*Assigned task*: Tally the lines in the listing below that contain the string "максимальной", and state only the total.

*Entries supplied*:
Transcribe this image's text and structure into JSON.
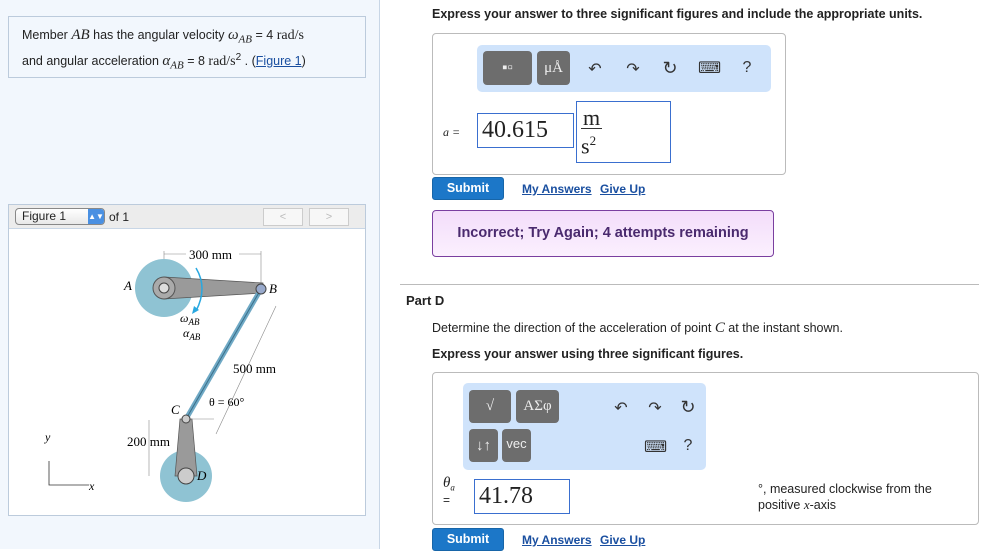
{
  "problem": {
    "text_1": "Member ",
    "ab": "AB",
    "text_2": " has the angular velocity ",
    "omega": "ω",
    "omega_sub": "AB",
    "omega_val": "= 4",
    "omega_unit": "rad/s",
    "text_3": "and angular acceleration ",
    "alpha": "α",
    "alpha_sub": "AB",
    "alpha_val": "= 8",
    "alpha_unit": "rad/s",
    "alpha_exp": "2",
    "text_4": " . (",
    "figure_link": "Figure 1",
    "text_5": ")"
  },
  "figure": {
    "select": "Figure 1",
    "of": "of 1",
    "prev": "<",
    "next": ">",
    "labels": {
      "dim_ab": "300 mm",
      "A": "A",
      "B": "B",
      "C": "C",
      "D": "D",
      "omega": "ω",
      "alpha": "α",
      "sub": "AB",
      "dim_bc": "500 mm",
      "theta": "θ = 60°",
      "dim_cd": "200 mm",
      "y": "y",
      "x": "x"
    }
  },
  "partC": {
    "instruction": "Express your answer to three significant figures and include the appropriate units.",
    "toolbar": {
      "templates": "▪▫",
      "units": "μÅ",
      "undo": "↶",
      "redo": "↷",
      "reset": "↻",
      "keyboard": "⌨",
      "help": "?"
    },
    "label": "a =",
    "value": "40.615",
    "unit_num": "m",
    "unit_den": "s",
    "unit_exp": "2",
    "submit": "Submit",
    "my_answers": "My Answers",
    "give_up": "Give Up",
    "feedback": "Incorrect; Try Again; 4 attempts remaining"
  },
  "partD": {
    "title": "Part D",
    "question_1": "Determine the direction of the acceleration of point ",
    "point": "C",
    "question_2": " at the instant shown.",
    "instruction": "Express your answer using three significant figures.",
    "toolbar": {
      "templates": "√",
      "greek": "ΑΣφ",
      "arrows": "↓↑",
      "vec": "vec",
      "undo": "↶",
      "redo": "↷",
      "reset": "↻",
      "keyboard": "⌨",
      "help": "?"
    },
    "label": "θ",
    "label_sub": "a",
    "label_eq": "=",
    "value": "41.78",
    "unit_1": "°, measured clockwise from the",
    "unit_2": "positive ",
    "unit_x": "x",
    "unit_3": "-axis",
    "submit": "Submit",
    "my_answers": "My Answers",
    "give_up": "Give Up"
  }
}
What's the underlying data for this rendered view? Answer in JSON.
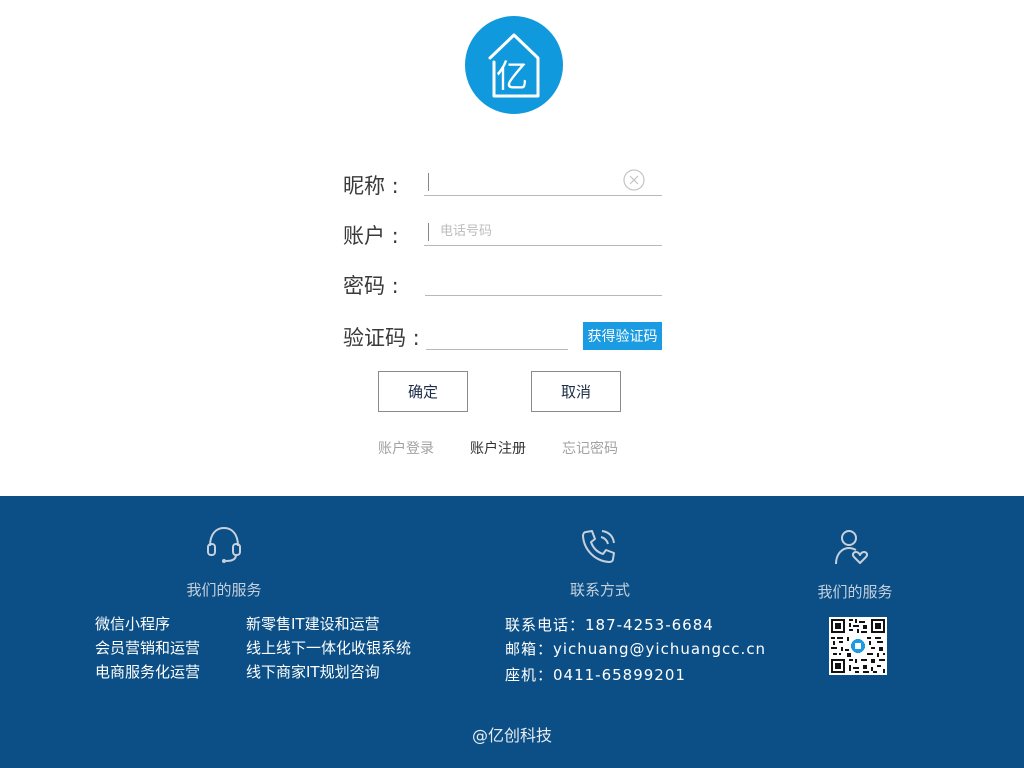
{
  "logo": {
    "glyph": "亿",
    "icon": "house-logo-icon",
    "color": "#1199dd"
  },
  "form": {
    "nickname": {
      "label": "昵称 :",
      "value": "",
      "placeholder": ""
    },
    "account": {
      "label": "账户 :",
      "value": "",
      "placeholder": "电话号码"
    },
    "password": {
      "label": "密码 :",
      "value": "",
      "placeholder": ""
    },
    "captcha": {
      "label": "验证码 :",
      "value": "",
      "placeholder": "",
      "button": "获得验证码"
    },
    "confirm": "确定",
    "cancel": "取消"
  },
  "links": {
    "login": "账户登录",
    "register": "账户注册",
    "forgot": "忘记密码"
  },
  "footer": {
    "background": "#0b4f86",
    "services": {
      "heading": "我们的服务",
      "icon": "headset-icon",
      "col1": [
        "微信小程序",
        "会员营销和运营",
        "电商服务化运营"
      ],
      "col2": [
        "新零售IT建设和运营",
        "线上线下一体化收银系统",
        "线下商家IT规划咨询"
      ]
    },
    "contact": {
      "heading": "联系方式",
      "icon": "phone-icon",
      "phone": "联系电话：187-4253-6684",
      "email": "邮箱：yichuang@yichuangcc.cn",
      "landline": "座机：0411-65899201"
    },
    "service2": {
      "heading": "我们的服务",
      "icon": "user-heart-icon"
    },
    "copyright": "@亿创科技"
  },
  "colors": {
    "accent": "#1a9be2",
    "footer": "#0b4f86"
  }
}
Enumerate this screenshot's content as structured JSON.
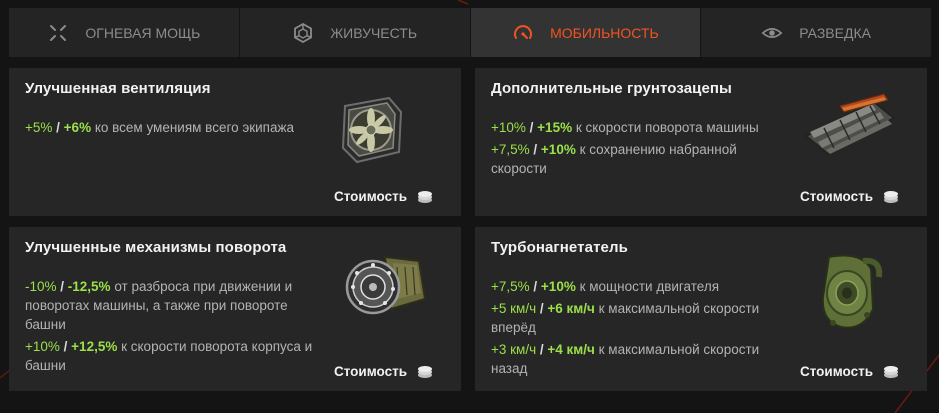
{
  "tabs": [
    {
      "label": "Огневая мощь",
      "icon": "crosshair-icon",
      "active": false
    },
    {
      "label": "Живучесть",
      "icon": "hexagon-armor-icon",
      "active": false
    },
    {
      "label": "Мобильность",
      "icon": "speedometer-icon",
      "active": true
    },
    {
      "label": "Разведка",
      "icon": "eye-icon",
      "active": false
    }
  ],
  "colors": {
    "active_tab": "#f25322",
    "bonus_green": "#9be04a",
    "card_bg": "#262626",
    "page_bg": "#141414"
  },
  "cost_label": "Стоимость",
  "cards": [
    {
      "title": "Улучшенная вентиляция",
      "image": "ventilation-fan-icon",
      "bonuses": [
        {
          "v1": "+5%",
          "sep": " / ",
          "v2": "+6%",
          "text": " ко всем умениям всего экипажа"
        }
      ]
    },
    {
      "title": "Дополнительные грунтозацепы",
      "image": "track-grousers-icon",
      "bonuses": [
        {
          "v1": "+10%",
          "sep": " / ",
          "v2": "+15%",
          "text": " к скорости поворота машины"
        },
        {
          "v1": "+7,5%",
          "sep": " / ",
          "v2": "+10%",
          "text": " к сохранению набранной скорости"
        }
      ]
    },
    {
      "title": "Улучшенные механизмы поворота",
      "image": "turning-mechanism-icon",
      "bonuses": [
        {
          "v1": "-10%",
          "sep": " / ",
          "v2": "-12,5%",
          "text": " от разброса при движении и поворотах машины, а также при повороте башни"
        },
        {
          "v1": "+10%",
          "sep": " / ",
          "v2": "+12,5%",
          "text": " к скорости поворота корпуса и башни"
        }
      ]
    },
    {
      "title": "Турбонагнетатель",
      "image": "turbocharger-icon",
      "bonuses": [
        {
          "v1": "+7,5%",
          "sep": " / ",
          "v2": "+10%",
          "text": " к мощности двигателя"
        },
        {
          "v1": "+5 км/ч",
          "sep": " / ",
          "v2": "+6 км/ч",
          "text": " к максимальной скорости вперёд"
        },
        {
          "v1": "+3 км/ч",
          "sep": " / ",
          "v2": "+4 км/ч",
          "text": " к максимальной скорости назад"
        }
      ]
    }
  ]
}
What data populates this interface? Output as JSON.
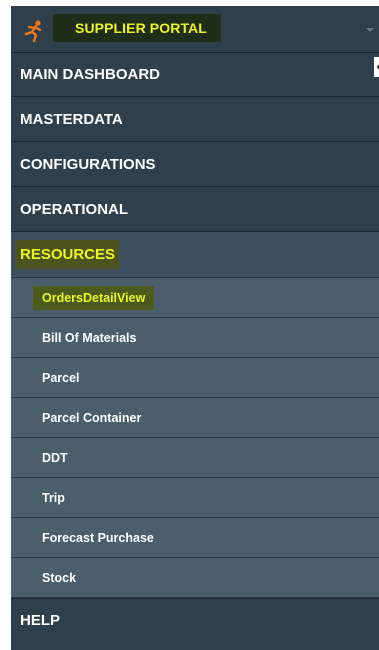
{
  "brand": {
    "title": "SUPPLIER PORTAL",
    "logo_icon": "runner-icon",
    "caret_icon": "caret-down-icon",
    "title_highlight_color": "#ecf61f"
  },
  "collapse_icon": "chevron-left-icon",
  "menu": {
    "main_dashboard": "MAIN DASHBOARD",
    "masterdata": "MASTERDATA",
    "configurations": "CONFIGURATIONS",
    "operational": "OPERATIONAL",
    "resources": "RESOURCES",
    "help": "HELP"
  },
  "resources_items": [
    {
      "label": "OrdersDetailView",
      "active": true
    },
    {
      "label": "Bill Of Materials"
    },
    {
      "label": "Parcel"
    },
    {
      "label": "Parcel Container"
    },
    {
      "label": "DDT"
    },
    {
      "label": "Trip"
    },
    {
      "label": "Forecast Purchase"
    },
    {
      "label": "Stock"
    }
  ],
  "colors": {
    "sidebar_bg": "#2f3f4c",
    "submenu_bg": "#4a5e6c",
    "highlight_text": "#ecf61f"
  }
}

*Solution*: 2